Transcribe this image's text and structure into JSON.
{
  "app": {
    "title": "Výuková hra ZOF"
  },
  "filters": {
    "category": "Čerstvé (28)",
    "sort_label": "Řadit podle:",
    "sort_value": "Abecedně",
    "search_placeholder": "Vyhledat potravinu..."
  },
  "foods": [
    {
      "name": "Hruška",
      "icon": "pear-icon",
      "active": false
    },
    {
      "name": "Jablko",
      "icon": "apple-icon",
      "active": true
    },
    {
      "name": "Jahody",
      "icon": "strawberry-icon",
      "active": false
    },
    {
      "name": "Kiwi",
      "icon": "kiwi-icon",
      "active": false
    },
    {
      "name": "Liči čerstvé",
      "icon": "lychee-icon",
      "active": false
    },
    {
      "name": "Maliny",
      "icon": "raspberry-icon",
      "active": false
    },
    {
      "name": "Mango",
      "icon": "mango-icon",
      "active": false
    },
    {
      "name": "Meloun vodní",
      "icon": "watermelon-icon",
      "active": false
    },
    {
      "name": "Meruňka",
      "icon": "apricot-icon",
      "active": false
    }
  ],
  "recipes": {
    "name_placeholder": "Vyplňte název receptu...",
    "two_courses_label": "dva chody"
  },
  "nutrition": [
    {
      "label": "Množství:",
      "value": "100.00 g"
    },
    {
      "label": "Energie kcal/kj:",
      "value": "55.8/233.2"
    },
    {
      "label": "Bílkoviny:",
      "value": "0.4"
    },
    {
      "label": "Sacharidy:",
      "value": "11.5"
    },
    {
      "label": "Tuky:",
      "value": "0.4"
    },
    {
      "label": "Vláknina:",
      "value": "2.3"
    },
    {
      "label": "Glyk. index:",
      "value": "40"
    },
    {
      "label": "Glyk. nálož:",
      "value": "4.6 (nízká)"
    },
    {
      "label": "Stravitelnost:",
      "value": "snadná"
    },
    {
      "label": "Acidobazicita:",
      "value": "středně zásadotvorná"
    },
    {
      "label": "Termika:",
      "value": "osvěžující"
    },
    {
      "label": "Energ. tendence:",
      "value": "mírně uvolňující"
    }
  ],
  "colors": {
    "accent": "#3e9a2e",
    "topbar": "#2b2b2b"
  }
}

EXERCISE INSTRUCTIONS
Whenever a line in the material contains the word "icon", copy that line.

ANSWER TO THIS TASK
      "icon": "pear-icon",
      "icon": "apple-icon",
      "icon": "strawberry-icon",
      "icon": "kiwi-icon",
      "icon": "lychee-icon",
      "icon": "raspberry-icon",
      "icon": "mango-icon",
      "icon": "watermelon-icon",
      "icon": "apricot-icon",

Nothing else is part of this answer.